• _WHAT YOU NEED TO DO_
The result must match the data exactly, line for line.
═══ DATASET CONTENT
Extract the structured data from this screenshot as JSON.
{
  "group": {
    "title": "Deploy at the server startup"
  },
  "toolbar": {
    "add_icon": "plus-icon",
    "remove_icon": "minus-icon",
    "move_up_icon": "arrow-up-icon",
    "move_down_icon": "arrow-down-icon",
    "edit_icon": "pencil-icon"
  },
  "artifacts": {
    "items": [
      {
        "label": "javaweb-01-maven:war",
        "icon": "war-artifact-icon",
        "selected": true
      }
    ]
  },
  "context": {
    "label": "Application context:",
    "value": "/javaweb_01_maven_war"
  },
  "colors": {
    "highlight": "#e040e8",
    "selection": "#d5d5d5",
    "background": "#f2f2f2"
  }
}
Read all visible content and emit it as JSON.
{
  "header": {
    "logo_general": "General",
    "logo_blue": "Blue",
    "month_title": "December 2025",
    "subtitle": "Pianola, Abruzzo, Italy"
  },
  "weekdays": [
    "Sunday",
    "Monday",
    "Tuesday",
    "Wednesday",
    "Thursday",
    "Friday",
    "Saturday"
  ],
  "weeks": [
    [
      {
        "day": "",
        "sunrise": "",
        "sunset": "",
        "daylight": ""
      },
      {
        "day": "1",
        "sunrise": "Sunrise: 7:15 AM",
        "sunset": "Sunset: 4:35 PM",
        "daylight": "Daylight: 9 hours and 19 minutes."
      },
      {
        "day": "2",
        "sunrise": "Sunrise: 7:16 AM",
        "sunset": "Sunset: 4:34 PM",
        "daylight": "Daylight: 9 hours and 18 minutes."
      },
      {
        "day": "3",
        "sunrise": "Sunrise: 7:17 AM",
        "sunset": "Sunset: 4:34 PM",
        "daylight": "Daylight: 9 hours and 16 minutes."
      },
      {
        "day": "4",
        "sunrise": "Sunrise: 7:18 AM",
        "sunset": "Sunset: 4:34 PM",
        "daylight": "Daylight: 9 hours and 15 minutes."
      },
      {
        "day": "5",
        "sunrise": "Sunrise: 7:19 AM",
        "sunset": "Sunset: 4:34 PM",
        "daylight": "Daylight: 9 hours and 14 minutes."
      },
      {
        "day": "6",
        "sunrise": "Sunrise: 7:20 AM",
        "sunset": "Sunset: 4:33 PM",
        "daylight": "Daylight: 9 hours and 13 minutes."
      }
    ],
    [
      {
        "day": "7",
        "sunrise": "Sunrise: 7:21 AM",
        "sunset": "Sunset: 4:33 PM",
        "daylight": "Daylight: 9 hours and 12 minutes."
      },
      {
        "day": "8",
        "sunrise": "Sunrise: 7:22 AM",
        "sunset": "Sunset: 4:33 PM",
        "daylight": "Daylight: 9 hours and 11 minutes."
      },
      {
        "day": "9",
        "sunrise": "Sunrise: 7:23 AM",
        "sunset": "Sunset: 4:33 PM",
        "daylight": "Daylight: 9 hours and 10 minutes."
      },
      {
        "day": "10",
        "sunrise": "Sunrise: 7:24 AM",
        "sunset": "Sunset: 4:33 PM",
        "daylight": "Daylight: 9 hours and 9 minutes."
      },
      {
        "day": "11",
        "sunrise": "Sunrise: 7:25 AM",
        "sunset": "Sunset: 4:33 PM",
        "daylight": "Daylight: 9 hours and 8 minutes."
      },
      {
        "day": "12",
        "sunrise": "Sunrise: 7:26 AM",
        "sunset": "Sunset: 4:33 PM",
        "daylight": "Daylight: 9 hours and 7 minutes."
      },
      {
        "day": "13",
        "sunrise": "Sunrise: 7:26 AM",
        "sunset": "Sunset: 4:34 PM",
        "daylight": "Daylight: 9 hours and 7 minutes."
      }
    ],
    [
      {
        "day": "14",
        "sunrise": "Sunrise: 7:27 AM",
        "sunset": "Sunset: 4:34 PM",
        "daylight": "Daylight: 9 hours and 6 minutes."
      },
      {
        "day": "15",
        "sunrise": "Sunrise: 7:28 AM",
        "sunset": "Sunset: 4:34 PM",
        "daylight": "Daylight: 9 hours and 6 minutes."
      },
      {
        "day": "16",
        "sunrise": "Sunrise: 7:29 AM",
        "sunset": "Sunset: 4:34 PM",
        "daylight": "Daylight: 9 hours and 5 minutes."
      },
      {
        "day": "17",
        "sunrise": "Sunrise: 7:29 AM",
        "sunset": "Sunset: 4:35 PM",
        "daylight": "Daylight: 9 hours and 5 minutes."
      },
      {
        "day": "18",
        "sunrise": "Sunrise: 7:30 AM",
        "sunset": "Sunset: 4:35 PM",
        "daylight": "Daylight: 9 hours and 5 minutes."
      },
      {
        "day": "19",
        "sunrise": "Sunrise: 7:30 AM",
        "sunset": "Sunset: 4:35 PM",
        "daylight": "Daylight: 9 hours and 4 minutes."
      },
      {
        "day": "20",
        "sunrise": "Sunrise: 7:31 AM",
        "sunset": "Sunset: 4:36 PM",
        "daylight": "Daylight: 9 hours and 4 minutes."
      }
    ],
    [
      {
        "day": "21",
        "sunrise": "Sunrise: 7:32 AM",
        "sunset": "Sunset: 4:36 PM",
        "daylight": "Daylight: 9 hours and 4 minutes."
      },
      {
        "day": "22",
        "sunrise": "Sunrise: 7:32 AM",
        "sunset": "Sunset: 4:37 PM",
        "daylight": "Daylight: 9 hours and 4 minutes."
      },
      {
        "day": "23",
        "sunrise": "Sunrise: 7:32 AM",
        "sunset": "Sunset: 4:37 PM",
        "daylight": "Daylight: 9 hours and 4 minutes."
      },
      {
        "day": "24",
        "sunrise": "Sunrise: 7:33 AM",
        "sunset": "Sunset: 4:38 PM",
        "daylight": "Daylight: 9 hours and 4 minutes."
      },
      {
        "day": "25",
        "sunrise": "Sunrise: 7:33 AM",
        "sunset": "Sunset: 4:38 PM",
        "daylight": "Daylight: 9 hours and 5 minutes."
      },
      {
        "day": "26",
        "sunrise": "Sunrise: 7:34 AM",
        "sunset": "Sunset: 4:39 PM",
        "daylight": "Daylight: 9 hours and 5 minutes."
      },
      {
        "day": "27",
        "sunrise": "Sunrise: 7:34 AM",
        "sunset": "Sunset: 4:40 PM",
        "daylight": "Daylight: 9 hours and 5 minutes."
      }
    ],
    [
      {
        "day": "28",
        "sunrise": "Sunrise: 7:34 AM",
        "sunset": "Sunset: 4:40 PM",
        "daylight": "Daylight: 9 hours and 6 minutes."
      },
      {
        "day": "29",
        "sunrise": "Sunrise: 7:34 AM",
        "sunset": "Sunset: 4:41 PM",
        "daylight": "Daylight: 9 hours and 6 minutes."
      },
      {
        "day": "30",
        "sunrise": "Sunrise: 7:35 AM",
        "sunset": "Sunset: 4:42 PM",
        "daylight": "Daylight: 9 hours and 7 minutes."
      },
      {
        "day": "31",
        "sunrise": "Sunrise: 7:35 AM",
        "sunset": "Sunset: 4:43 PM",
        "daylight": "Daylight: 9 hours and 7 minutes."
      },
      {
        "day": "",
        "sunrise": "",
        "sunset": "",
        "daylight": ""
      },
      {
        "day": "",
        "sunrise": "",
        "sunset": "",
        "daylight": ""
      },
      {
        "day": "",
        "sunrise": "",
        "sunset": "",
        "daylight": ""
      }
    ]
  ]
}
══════
• _RESULT FOR THIS EXERCISE_
Extract the structured data from this screenshot as JSON.
{
  "group": {
    "title": "Deploy at the server startup"
  },
  "toolbar": {
    "add_icon": "plus-icon",
    "remove_icon": "minus-icon",
    "move_up_icon": "arrow-up-icon",
    "move_down_icon": "arrow-down-icon",
    "edit_icon": "pencil-icon"
  },
  "artifacts": {
    "items": [
      {
        "label": "javaweb-01-maven:war",
        "icon": "war-artifact-icon",
        "selected": true
      }
    ]
  },
  "context": {
    "label": "Application context:",
    "value": "/javaweb_01_maven_war"
  },
  "colors": {
    "highlight": "#e040e8",
    "selection": "#d5d5d5",
    "background": "#f2f2f2"
  }
}
Read all visible content and emit it as JSON.
{
  "header": {
    "logo_general": "General",
    "logo_blue": "Blue",
    "month_title": "December 2025",
    "subtitle": "Pianola, Abruzzo, Italy"
  },
  "weekdays": [
    "Sunday",
    "Monday",
    "Tuesday",
    "Wednesday",
    "Thursday",
    "Friday",
    "Saturday"
  ],
  "weeks": [
    [
      {
        "day": "",
        "sunrise": "",
        "sunset": "",
        "daylight": ""
      },
      {
        "day": "1",
        "sunrise": "Sunrise: 7:15 AM",
        "sunset": "Sunset: 4:35 PM",
        "daylight": "Daylight: 9 hours and 19 minutes."
      },
      {
        "day": "2",
        "sunrise": "Sunrise: 7:16 AM",
        "sunset": "Sunset: 4:34 PM",
        "daylight": "Daylight: 9 hours and 18 minutes."
      },
      {
        "day": "3",
        "sunrise": "Sunrise: 7:17 AM",
        "sunset": "Sunset: 4:34 PM",
        "daylight": "Daylight: 9 hours and 16 minutes."
      },
      {
        "day": "4",
        "sunrise": "Sunrise: 7:18 AM",
        "sunset": "Sunset: 4:34 PM",
        "daylight": "Daylight: 9 hours and 15 minutes."
      },
      {
        "day": "5",
        "sunrise": "Sunrise: 7:19 AM",
        "sunset": "Sunset: 4:34 PM",
        "daylight": "Daylight: 9 hours and 14 minutes."
      },
      {
        "day": "6",
        "sunrise": "Sunrise: 7:20 AM",
        "sunset": "Sunset: 4:33 PM",
        "daylight": "Daylight: 9 hours and 13 minutes."
      }
    ],
    [
      {
        "day": "7",
        "sunrise": "Sunrise: 7:21 AM",
        "sunset": "Sunset: 4:33 PM",
        "daylight": "Daylight: 9 hours and 12 minutes."
      },
      {
        "day": "8",
        "sunrise": "Sunrise: 7:22 AM",
        "sunset": "Sunset: 4:33 PM",
        "daylight": "Daylight: 9 hours and 11 minutes."
      },
      {
        "day": "9",
        "sunrise": "Sunrise: 7:23 AM",
        "sunset": "Sunset: 4:33 PM",
        "daylight": "Daylight: 9 hours and 10 minutes."
      },
      {
        "day": "10",
        "sunrise": "Sunrise: 7:24 AM",
        "sunset": "Sunset: 4:33 PM",
        "daylight": "Daylight: 9 hours and 9 minutes."
      },
      {
        "day": "11",
        "sunrise": "Sunrise: 7:25 AM",
        "sunset": "Sunset: 4:33 PM",
        "daylight": "Daylight: 9 hours and 8 minutes."
      },
      {
        "day": "12",
        "sunrise": "Sunrise: 7:26 AM",
        "sunset": "Sunset: 4:33 PM",
        "daylight": "Daylight: 9 hours and 7 minutes."
      },
      {
        "day": "13",
        "sunrise": "Sunrise: 7:26 AM",
        "sunset": "Sunset: 4:34 PM",
        "daylight": "Daylight: 9 hours and 7 minutes."
      }
    ],
    [
      {
        "day": "14",
        "sunrise": "Sunrise: 7:27 AM",
        "sunset": "Sunset: 4:34 PM",
        "daylight": "Daylight: 9 hours and 6 minutes."
      },
      {
        "day": "15",
        "sunrise": "Sunrise: 7:28 AM",
        "sunset": "Sunset: 4:34 PM",
        "daylight": "Daylight: 9 hours and 6 minutes."
      },
      {
        "day": "16",
        "sunrise": "Sunrise: 7:29 AM",
        "sunset": "Sunset: 4:34 PM",
        "daylight": "Daylight: 9 hours and 5 minutes."
      },
      {
        "day": "17",
        "sunrise": "Sunrise: 7:29 AM",
        "sunset": "Sunset: 4:35 PM",
        "daylight": "Daylight: 9 hours and 5 minutes."
      },
      {
        "day": "18",
        "sunrise": "Sunrise: 7:30 AM",
        "sunset": "Sunset: 4:35 PM",
        "daylight": "Daylight: 9 hours and 5 minutes."
      },
      {
        "day": "19",
        "sunrise": "Sunrise: 7:30 AM",
        "sunset": "Sunset: 4:35 PM",
        "daylight": "Daylight: 9 hours and 4 minutes."
      },
      {
        "day": "20",
        "sunrise": "Sunrise: 7:31 AM",
        "sunset": "Sunset: 4:36 PM",
        "daylight": "Daylight: 9 hours and 4 minutes."
      }
    ],
    [
      {
        "day": "21",
        "sunrise": "Sunrise: 7:32 AM",
        "sunset": "Sunset: 4:36 PM",
        "daylight": "Daylight: 9 hours and 4 minutes."
      },
      {
        "day": "22",
        "sunrise": "Sunrise: 7:32 AM",
        "sunset": "Sunset: 4:37 PM",
        "daylight": "Daylight: 9 hours and 4 minutes."
      },
      {
        "day": "23",
        "sunrise": "Sunrise: 7:32 AM",
        "sunset": "Sunset: 4:37 PM",
        "daylight": "Daylight: 9 hours and 4 minutes."
      },
      {
        "day": "24",
        "sunrise": "Sunrise: 7:33 AM",
        "sunset": "Sunset: 4:38 PM",
        "daylight": "Daylight: 9 hours and 4 minutes."
      },
      {
        "day": "25",
        "sunrise": "Sunrise: 7:33 AM",
        "sunset": "Sunset: 4:38 PM",
        "daylight": "Daylight: 9 hours and 5 minutes."
      },
      {
        "day": "26",
        "sunrise": "Sunrise: 7:34 AM",
        "sunset": "Sunset: 4:39 PM",
        "daylight": "Daylight: 9 hours and 5 minutes."
      },
      {
        "day": "27",
        "sunrise": "Sunrise: 7:34 AM",
        "sunset": "Sunset: 4:40 PM",
        "daylight": "Daylight: 9 hours and 5 minutes."
      }
    ],
    [
      {
        "day": "28",
        "sunrise": "Sunrise: 7:34 AM",
        "sunset": "Sunset: 4:40 PM",
        "daylight": "Daylight: 9 hours and 6 minutes."
      },
      {
        "day": "29",
        "sunrise": "Sunrise: 7:34 AM",
        "sunset": "Sunset: 4:41 PM",
        "daylight": "Daylight: 9 hours and 6 minutes."
      },
      {
        "day": "30",
        "sunrise": "Sunrise: 7:35 AM",
        "sunset": "Sunset: 4:42 PM",
        "daylight": "Daylight: 9 hours and 7 minutes."
      },
      {
        "day": "31",
        "sunrise": "Sunrise: 7:35 AM",
        "sunset": "Sunset: 4:43 PM",
        "daylight": "Daylight: 9 hours and 7 minutes."
      },
      {
        "day": "",
        "sunrise": "",
        "sunset": "",
        "daylight": ""
      },
      {
        "day": "",
        "sunrise": "",
        "sunset": "",
        "daylight": ""
      },
      {
        "day": "",
        "sunrise": "",
        "sunset": "",
        "daylight": ""
      }
    ]
  ]
}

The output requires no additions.